**Requirement**.
All the records that follow need to be reproduced exactly. Omit the images.

**Source data**.
= = =
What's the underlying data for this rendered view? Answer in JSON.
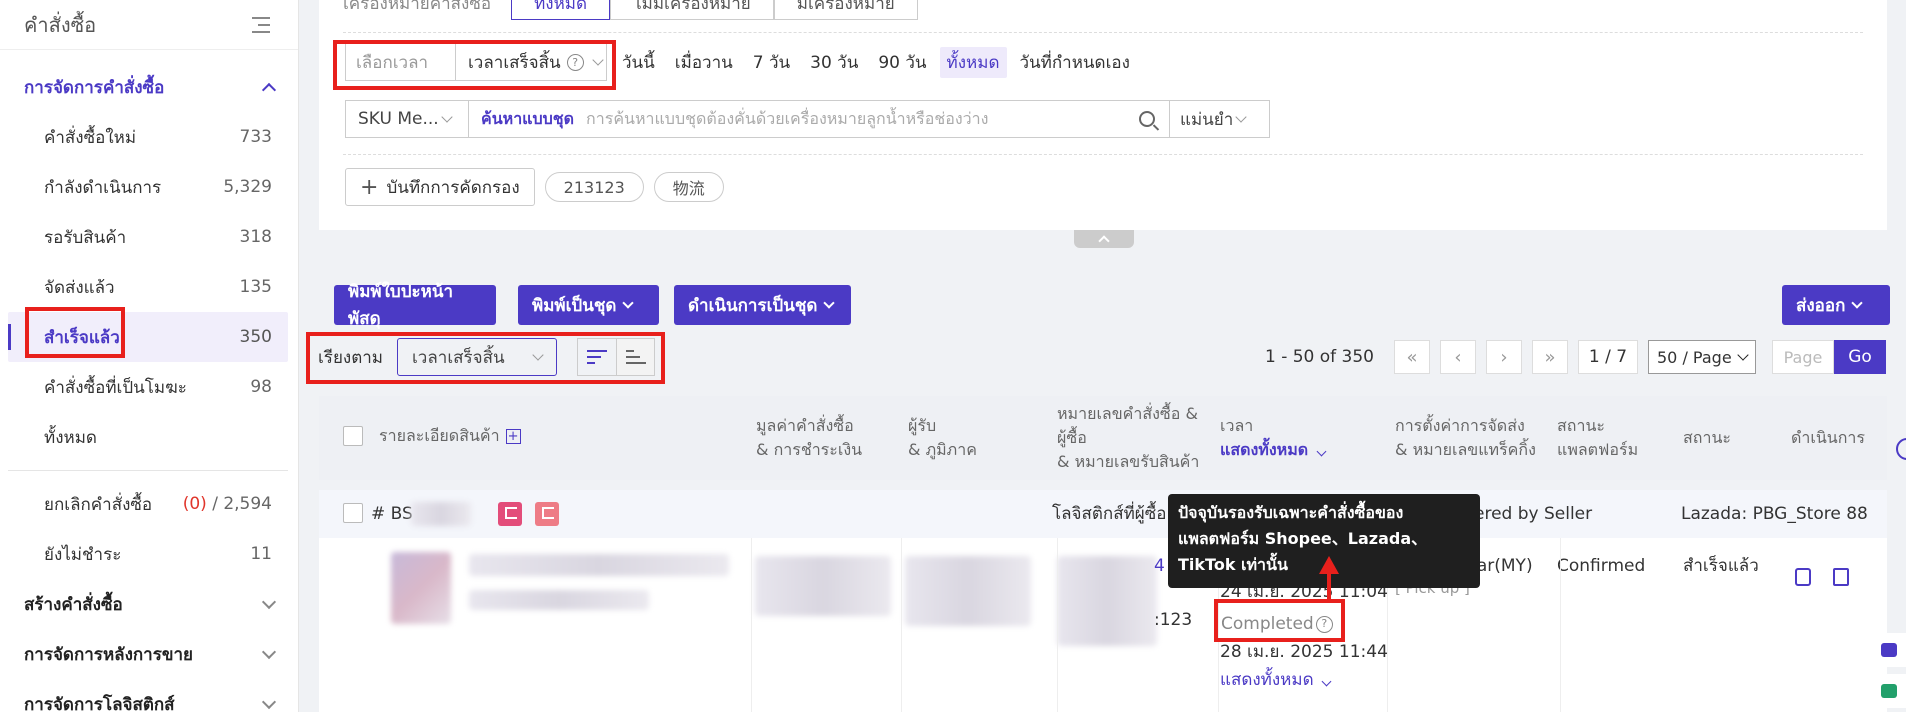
{
  "sidebar": {
    "title": "คำสั่งซื้อ",
    "group_order_mgmt": "การจัดการคำสั่งซื้อ",
    "items": [
      {
        "label": "คำสั่งซื้อใหม่",
        "count": "733"
      },
      {
        "label": "กำลังดำเนินการ",
        "count": "5,329"
      },
      {
        "label": "รอรับสินค้า",
        "count": "318"
      },
      {
        "label": "จัดส่งแล้ว",
        "count": "135"
      },
      {
        "label": "สำเร็จแล้ว",
        "count": "350"
      },
      {
        "label": "คำสั่งซื้อที่เป็นโมฆะ",
        "count": "98"
      },
      {
        "label": "ทั้งหมด",
        "count": ""
      }
    ],
    "cancel": {
      "label": "ยกเลิกคำสั่งซื้อ",
      "red": "(0)",
      "sep": "/",
      "count": "2,594"
    },
    "unpaid": {
      "label": "ยังไม่ชำระ",
      "count": "11"
    },
    "groups": [
      "สร้างคำสั่งซื้อ",
      "การจัดการหลังการขาย",
      "การจัดการโลจิสติกส์"
    ]
  },
  "filters": {
    "marker_label": "เครื่องหมายคำสั่งซื้อ",
    "marker_tabs": [
      "ทั้งหมด",
      "ไม่มีเครื่องหมาย",
      "มีเครื่องหมาย"
    ],
    "time_select_placeholder": "เลือกเวลา",
    "time_type": "เวลาเสร็จสิ้น",
    "quick_times": [
      "วันนี้",
      "เมื่อวาน",
      "7 วัน",
      "30 วัน",
      "90 วัน",
      "ทั้งหมด",
      "วันที่กำหนดเอง"
    ],
    "sku_select": "SKU Me...",
    "search_mode": "ค้นหาแบบชุด",
    "search_placeholder": "การค้นหาแบบชุดต้องคั่นด้วยเครื่องหมายลูกน้ำหรือช่องว่าง",
    "match": "แม่นยำ",
    "save_filter": "บันทึกการคัดกรอง",
    "saved_tags": [
      "213123",
      "物流"
    ]
  },
  "toolbar": {
    "print_label": "พิมพ์ใบปะหน้าพัสดุ",
    "print_batch": "พิมพ์เป็นชุด",
    "batch_action": "ดำเนินการเป็นชุด",
    "export": "ส่งออก",
    "sort_label": "เรียงตาม",
    "sort_value": "เวลาเสร็จสิ้น"
  },
  "pager": {
    "range": "1 - 50 of 350",
    "page": "1 / 7",
    "page_size": "50 / Page",
    "page_placeholder": "Page",
    "go": "Go"
  },
  "table": {
    "headers": {
      "product": "รายละเอียดสินค้า",
      "value_1": "มูลค่าคำสั่งซื้อ",
      "value_2": "& การชำระเงิน",
      "recipient_1": "ผู้รับ",
      "recipient_2": "& ภูมิภาค",
      "orderno_1": "หมายเลขคำสั่งซื้อ &",
      "orderno_2": "ผู้ซื้อ",
      "orderno_3": "& หมายเลขรับสินค้า",
      "time_1": "เวลา",
      "time_2": "แสดงทั้งหมด",
      "ship_1": "การตั้งค่าการจัดส่ง",
      "ship_2": "& หมายเลขแทร็คกิ้ง",
      "pstatus_1": "สถานะ",
      "pstatus_2": "แพลตฟอร์ม",
      "status": "สถานะ",
      "action": "ดำเนินการ"
    },
    "row": {
      "order_prefix": "# BS",
      "logistics": "โลจิสติกส์ที่ผู้ซื้อ",
      "delivered": "ered by Seller",
      "store": "Lazada: PBG_Store 88",
      "num_frag": "4",
      "num_frag2": ":123",
      "time_1": "24 เม.ย. 2025 11:04",
      "completed": "Completed",
      "time_2": "28 เม.ย. 2025 11:44",
      "show_all": "แสดงทั้งหมด",
      "carrier": "J&T Regular(MY)",
      "pickup": "[ Pick up ]",
      "platform_status": "Confirmed",
      "status": "สำเร็จแล้ว"
    }
  },
  "tooltip": {
    "line1": "ปัจจุบันรองรับเฉพาะคำสั่งซื้อของ",
    "line2": "แพลตฟอร์ม Shopee、Lazada、",
    "line3": "TikTok เท่านั้น"
  },
  "colors": {
    "accent": "#4b3ac5",
    "highlight": "#e8201c",
    "tooltip_bg": "#1f1f1f"
  }
}
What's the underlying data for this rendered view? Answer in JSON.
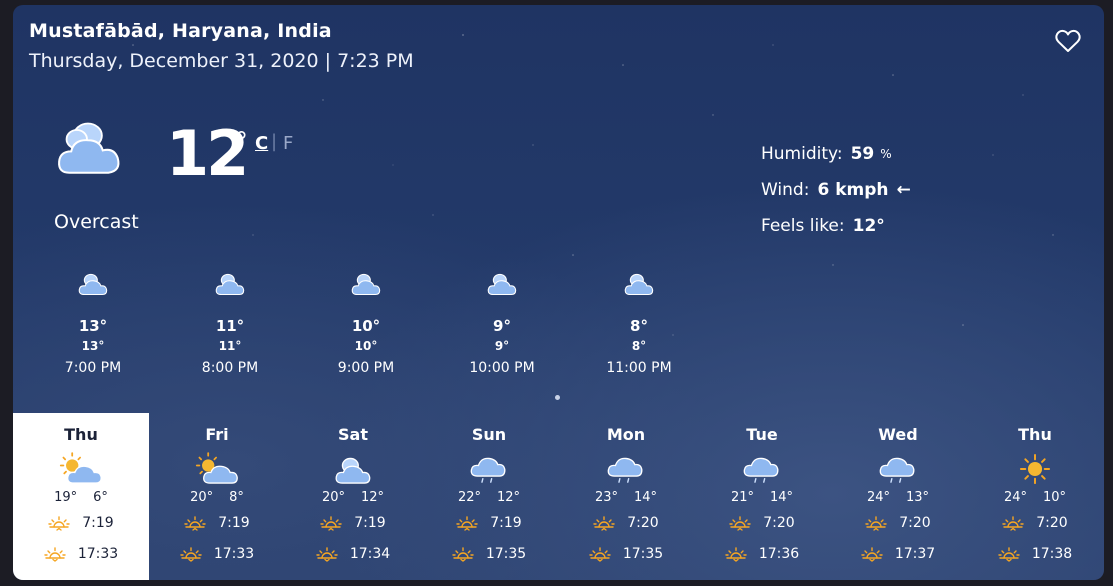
{
  "header": {
    "location": "Mustafābād, Haryana, India",
    "datetime": "Thursday, December 31, 2020 | 7:23 PM"
  },
  "current": {
    "temp": "12",
    "degree": "°",
    "unit_c": "C",
    "unit_sep": "|",
    "unit_f": "F",
    "condition": "Overcast",
    "icon": "overcast-cloud-icon"
  },
  "details": {
    "humidity_label": "Humidity:",
    "humidity_value": "59",
    "humidity_unit": "%",
    "wind_label": "Wind:",
    "wind_value": "6 kmph",
    "wind_arrow": "←",
    "feels_label": "Feels like:",
    "feels_value": "12°"
  },
  "hourly": [
    {
      "t1": "13°",
      "t2": "13°",
      "time": "7:00 PM"
    },
    {
      "t1": "11°",
      "t2": "11°",
      "time": "8:00 PM"
    },
    {
      "t1": "10°",
      "t2": "10°",
      "time": "9:00 PM"
    },
    {
      "t1": "9°",
      "t2": "9°",
      "time": "10:00 PM"
    },
    {
      "t1": "8°",
      "t2": "8°",
      "time": "11:00 PM"
    }
  ],
  "daily": [
    {
      "name": "Thu",
      "hi": "19°",
      "lo": "6°",
      "sunrise": "7:19",
      "sunset": "17:33",
      "icon": "partly-cloudy-icon"
    },
    {
      "name": "Fri",
      "hi": "20°",
      "lo": "8°",
      "sunrise": "7:19",
      "sunset": "17:33",
      "icon": "partly-cloudy-icon"
    },
    {
      "name": "Sat",
      "hi": "20°",
      "lo": "12°",
      "sunrise": "7:19",
      "sunset": "17:34",
      "icon": "cloudy-icon"
    },
    {
      "name": "Sun",
      "hi": "22°",
      "lo": "12°",
      "sunrise": "7:19",
      "sunset": "17:35",
      "icon": "light-rain-icon"
    },
    {
      "name": "Mon",
      "hi": "23°",
      "lo": "14°",
      "sunrise": "7:20",
      "sunset": "17:35",
      "icon": "light-rain-icon"
    },
    {
      "name": "Tue",
      "hi": "21°",
      "lo": "14°",
      "sunrise": "7:20",
      "sunset": "17:36",
      "icon": "light-rain-icon"
    },
    {
      "name": "Wed",
      "hi": "24°",
      "lo": "13°",
      "sunrise": "7:20",
      "sunset": "17:37",
      "icon": "light-rain-icon"
    },
    {
      "name": "Thu",
      "hi": "24°",
      "lo": "10°",
      "sunrise": "7:20",
      "sunset": "17:38",
      "icon": "sunny-icon"
    }
  ],
  "colors": {
    "background_top": "#1f3463",
    "background_bottom": "#2b416f",
    "cloud": "#8fb8f0",
    "sun": "#f5a623",
    "selected_bg": "#ffffff"
  }
}
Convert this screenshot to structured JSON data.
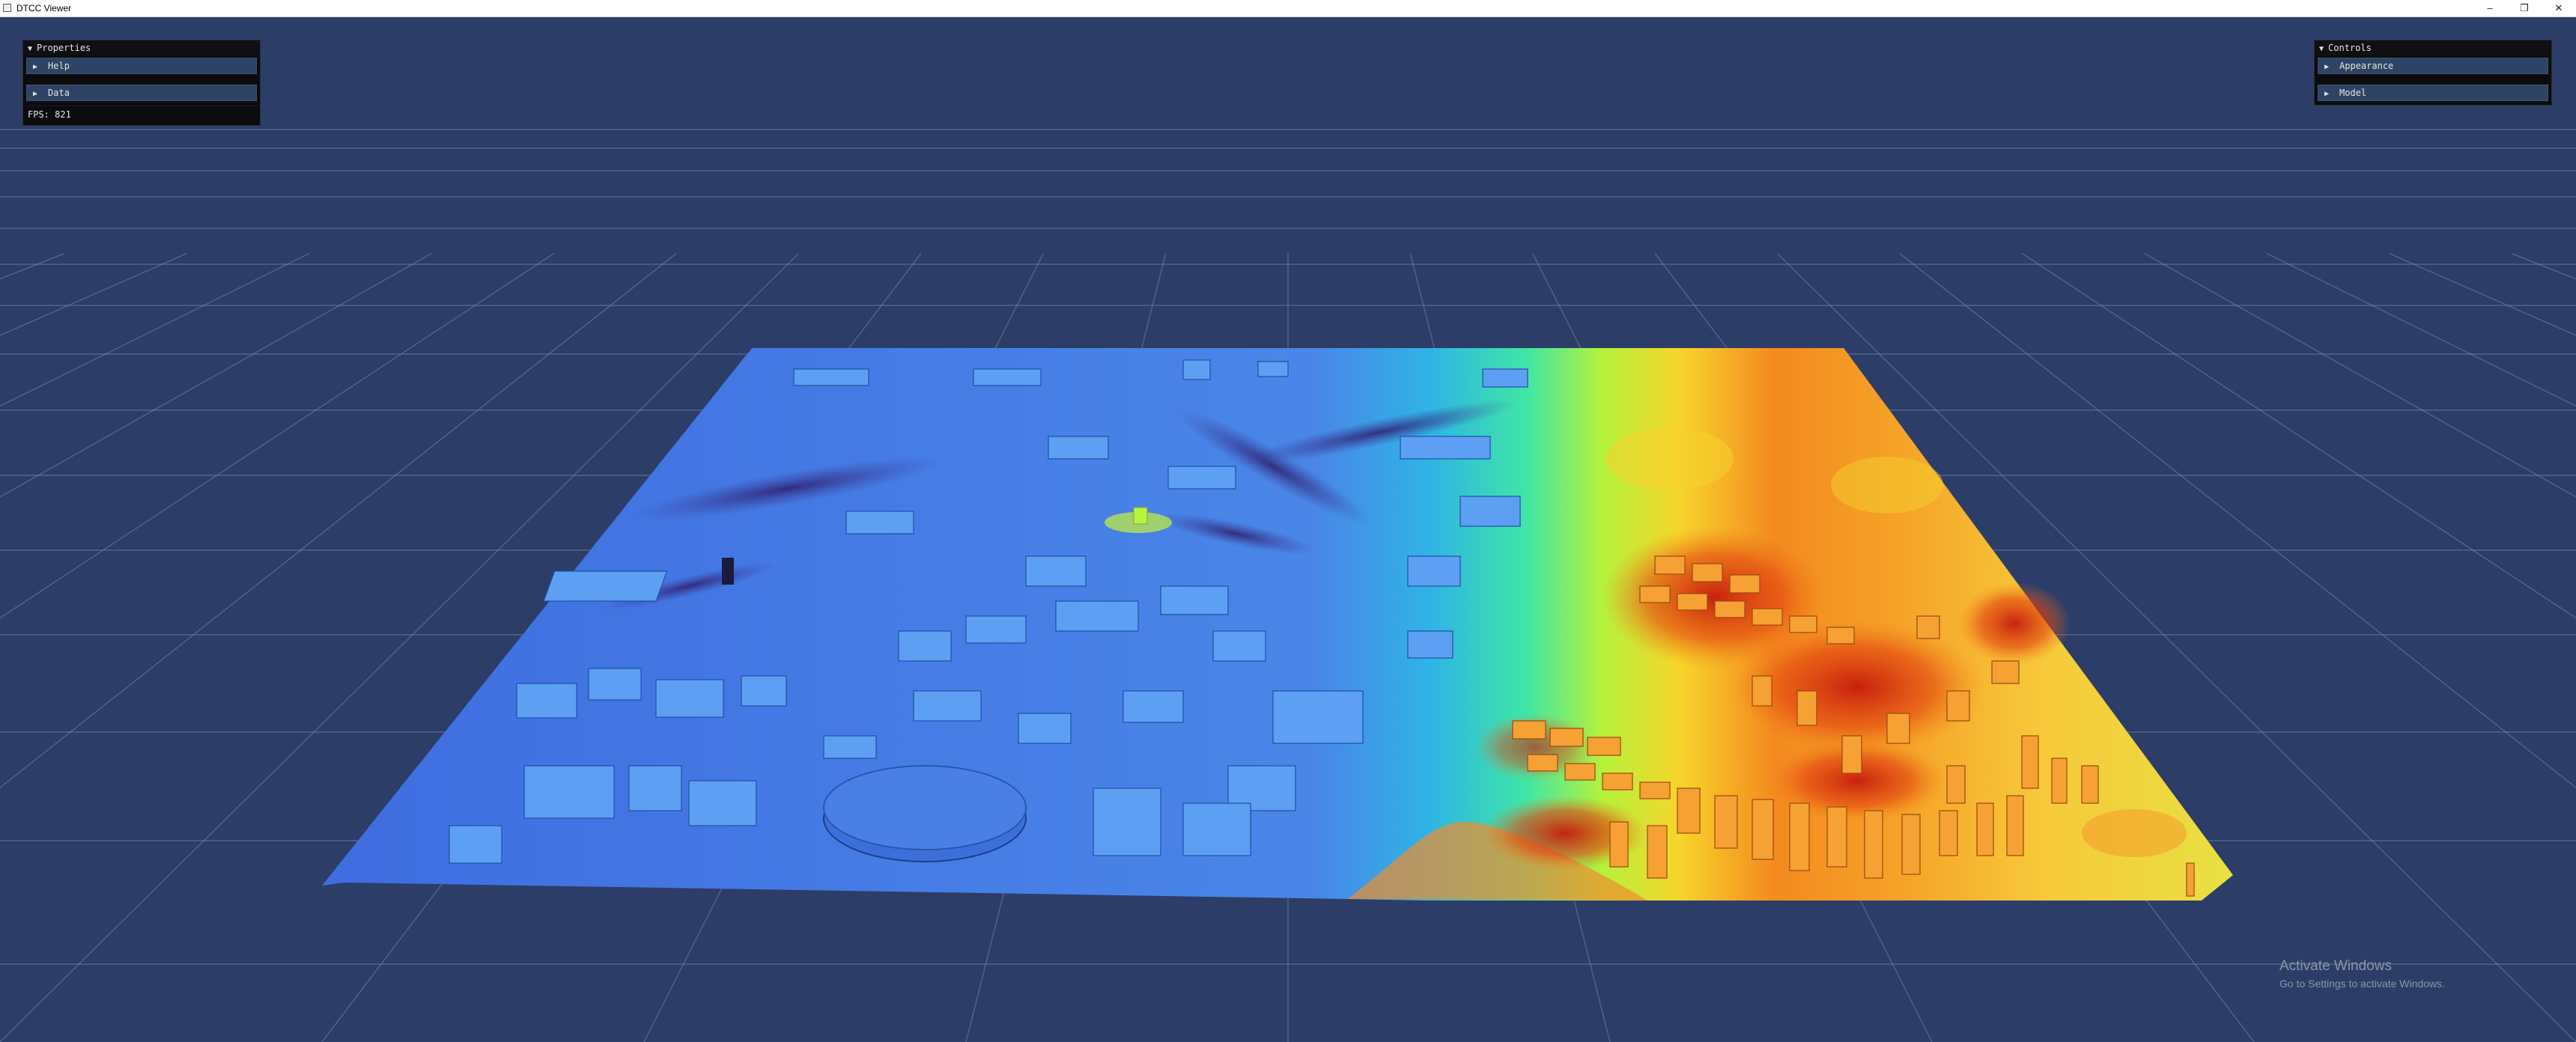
{
  "window": {
    "title": "DTCC Viewer",
    "controls": {
      "minimize": "–",
      "maximize": "❐",
      "close": "✕"
    }
  },
  "properties_panel": {
    "title": "Properties",
    "sections": [
      "Help",
      "Data"
    ],
    "fps": "FPS: 821"
  },
  "controls_panel": {
    "title": "Controls",
    "sections": [
      "Appearance",
      "Model"
    ]
  },
  "watermark": {
    "line1": "Activate Windows",
    "line2": "Go to Settings to activate Windows."
  },
  "scene": {
    "background_color": "#2c3e67",
    "grid_color": "#8190ab",
    "colormap": [
      "#2a1a6e",
      "#3d66e0",
      "#2bb5e8",
      "#3ee6a7",
      "#b5f23a",
      "#fbd82a",
      "#f77a1c",
      "#c81f0f"
    ]
  }
}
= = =
**Task answer**.
What's the underlying data for this rendered view? Answer in JSON.
{
  "sidebar": {
    "title": "คำสั่งซื้อ",
    "group_order_mgmt": "การจัดการคำสั่งซื้อ",
    "items": [
      {
        "label": "คำสั่งซื้อใหม่",
        "count": "733"
      },
      {
        "label": "กำลังดำเนินการ",
        "count": "5,329"
      },
      {
        "label": "รอรับสินค้า",
        "count": "318"
      },
      {
        "label": "จัดส่งแล้ว",
        "count": "135"
      },
      {
        "label": "สำเร็จแล้ว",
        "count": "350"
      },
      {
        "label": "คำสั่งซื้อที่เป็นโมฆะ",
        "count": "98"
      },
      {
        "label": "ทั้งหมด",
        "count": ""
      }
    ],
    "cancel": {
      "label": "ยกเลิกคำสั่งซื้อ",
      "red": "(0)",
      "sep": "/",
      "count": "2,594"
    },
    "unpaid": {
      "label": "ยังไม่ชำระ",
      "count": "11"
    },
    "groups": [
      "สร้างคำสั่งซื้อ",
      "การจัดการหลังการขาย",
      "การจัดการโลจิสติกส์"
    ]
  },
  "filters": {
    "marker_label": "เครื่องหมายคำสั่งซื้อ",
    "marker_tabs": [
      "ทั้งหมด",
      "ไม่มีเครื่องหมาย",
      "มีเครื่องหมาย"
    ],
    "time_select_placeholder": "เลือกเวลา",
    "time_type": "เวลาเสร็จสิ้น",
    "quick_times": [
      "วันนี้",
      "เมื่อวาน",
      "7 วัน",
      "30 วัน",
      "90 วัน",
      "ทั้งหมด",
      "วันที่กำหนดเอง"
    ],
    "sku_select": "SKU Me...",
    "search_mode": "ค้นหาแบบชุด",
    "search_placeholder": "การค้นหาแบบชุดต้องคั่นด้วยเครื่องหมายลูกน้ำหรือช่องว่าง",
    "match": "แม่นยำ",
    "save_filter": "บันทึกการคัดกรอง",
    "saved_tags": [
      "213123",
      "物流"
    ]
  },
  "toolbar": {
    "print_label": "พิมพ์ใบปะหน้าพัสดุ",
    "print_batch": "พิมพ์เป็นชุด",
    "batch_action": "ดำเนินการเป็นชุด",
    "export": "ส่งออก",
    "sort_label": "เรียงตาม",
    "sort_value": "เวลาเสร็จสิ้น"
  },
  "pager": {
    "range": "1 - 50 of 350",
    "page": "1 / 7",
    "page_size": "50 / Page",
    "page_placeholder": "Page",
    "go": "Go"
  },
  "table": {
    "headers": {
      "product": "รายละเอียดสินค้า",
      "value_1": "มูลค่าคำสั่งซื้อ",
      "value_2": "& การชำระเงิน",
      "recipient_1": "ผู้รับ",
      "recipient_2": "& ภูมิภาค",
      "orderno_1": "หมายเลขคำสั่งซื้อ &",
      "orderno_2": "ผู้ซื้อ",
      "orderno_3": "& หมายเลขรับสินค้า",
      "time_1": "เวลา",
      "time_2": "แสดงทั้งหมด",
      "ship_1": "การตั้งค่าการจัดส่ง",
      "ship_2": "& หมายเลขแทร็คกิ้ง",
      "pstatus_1": "สถานะ",
      "pstatus_2": "แพลตฟอร์ม",
      "status": "สถานะ",
      "action": "ดำเนินการ"
    },
    "row": {
      "order_prefix": "# BS",
      "logistics": "โลจิสติกส์ที่ผู้ซื้อ",
      "delivered": "ered by Seller",
      "store": "Lazada: PBG_Store 88",
      "num_frag": "4",
      "num_frag2": ":123",
      "time_1": "24 เม.ย. 2025 11:04",
      "completed": "Completed",
      "time_2": "28 เม.ย. 2025 11:44",
      "show_all": "แสดงทั้งหมด",
      "carrier": "J&T Regular(MY)",
      "pickup": "[ Pick up ]",
      "platform_status": "Confirmed",
      "status": "สำเร็จแล้ว"
    }
  },
  "tooltip": {
    "line1": "ปัจจุบันรองรับเฉพาะคำสั่งซื้อของ",
    "line2": "แพลตฟอร์ม Shopee、Lazada、",
    "line3": "TikTok เท่านั้น"
  },
  "colors": {
    "accent": "#4b3ac5",
    "highlight": "#e8201c",
    "tooltip_bg": "#1f1f1f"
  }
}
What's the underlying data for this rendered view? Answer in JSON.
{
  "header": {
    "location": "Mustafābād, Haryana, India",
    "datetime": "Thursday, December 31, 2020 | 7:23 PM"
  },
  "current": {
    "temp": "12",
    "degree": "°",
    "unit_c": "C",
    "unit_sep": "|",
    "unit_f": "F",
    "condition": "Overcast",
    "icon": "overcast-cloud-icon"
  },
  "details": {
    "humidity_label": "Humidity:",
    "humidity_value": "59",
    "humidity_unit": "%",
    "wind_label": "Wind:",
    "wind_value": "6 kmph",
    "wind_arrow": "←",
    "feels_label": "Feels like:",
    "feels_value": "12°"
  },
  "hourly": [
    {
      "t1": "13°",
      "t2": "13°",
      "time": "7:00 PM"
    },
    {
      "t1": "11°",
      "t2": "11°",
      "time": "8:00 PM"
    },
    {
      "t1": "10°",
      "t2": "10°",
      "time": "9:00 PM"
    },
    {
      "t1": "9°",
      "t2": "9°",
      "time": "10:00 PM"
    },
    {
      "t1": "8°",
      "t2": "8°",
      "time": "11:00 PM"
    }
  ],
  "daily": [
    {
      "name": "Thu",
      "hi": "19°",
      "lo": "6°",
      "sunrise": "7:19",
      "sunset": "17:33",
      "icon": "partly-cloudy-icon"
    },
    {
      "name": "Fri",
      "hi": "20°",
      "lo": "8°",
      "sunrise": "7:19",
      "sunset": "17:33",
      "icon": "partly-cloudy-icon"
    },
    {
      "name": "Sat",
      "hi": "20°",
      "lo": "12°",
      "sunrise": "7:19",
      "sunset": "17:34",
      "icon": "cloudy-icon"
    },
    {
      "name": "Sun",
      "hi": "22°",
      "lo": "12°",
      "sunrise": "7:19",
      "sunset": "17:35",
      "icon": "light-rain-icon"
    },
    {
      "name": "Mon",
      "hi": "23°",
      "lo": "14°",
      "sunrise": "7:20",
      "sunset": "17:35",
      "icon": "light-rain-icon"
    },
    {
      "name": "Tue",
      "hi": "21°",
      "lo": "14°",
      "sunrise": "7:20",
      "sunset": "17:36",
      "icon": "light-rain-icon"
    },
    {
      "name": "Wed",
      "hi": "24°",
      "lo": "13°",
      "sunrise": "7:20",
      "sunset": "17:37",
      "icon": "light-rain-icon"
    },
    {
      "name": "Thu",
      "hi": "24°",
      "lo": "10°",
      "sunrise": "7:20",
      "sunset": "17:38",
      "icon": "sunny-icon"
    }
  ],
  "colors": {
    "background_top": "#1f3463",
    "background_bottom": "#2b416f",
    "cloud": "#8fb8f0",
    "sun": "#f5a623",
    "selected_bg": "#ffffff"
  }
}
Convert this screenshot to structured JSON data.
{
  "window": {
    "title": "DTCC Viewer",
    "controls": {
      "minimize": "–",
      "maximize": "❐",
      "close": "✕"
    }
  },
  "properties_panel": {
    "title": "Properties",
    "sections": [
      "Help",
      "Data"
    ],
    "fps": "FPS: 821"
  },
  "controls_panel": {
    "title": "Controls",
    "sections": [
      "Appearance",
      "Model"
    ]
  },
  "watermark": {
    "line1": "Activate Windows",
    "line2": "Go to Settings to activate Windows."
  },
  "scene": {
    "background_color": "#2c3e67",
    "grid_color": "#8190ab",
    "colormap": [
      "#2a1a6e",
      "#3d66e0",
      "#2bb5e8",
      "#3ee6a7",
      "#b5f23a",
      "#fbd82a",
      "#f77a1c",
      "#c81f0f"
    ]
  }
}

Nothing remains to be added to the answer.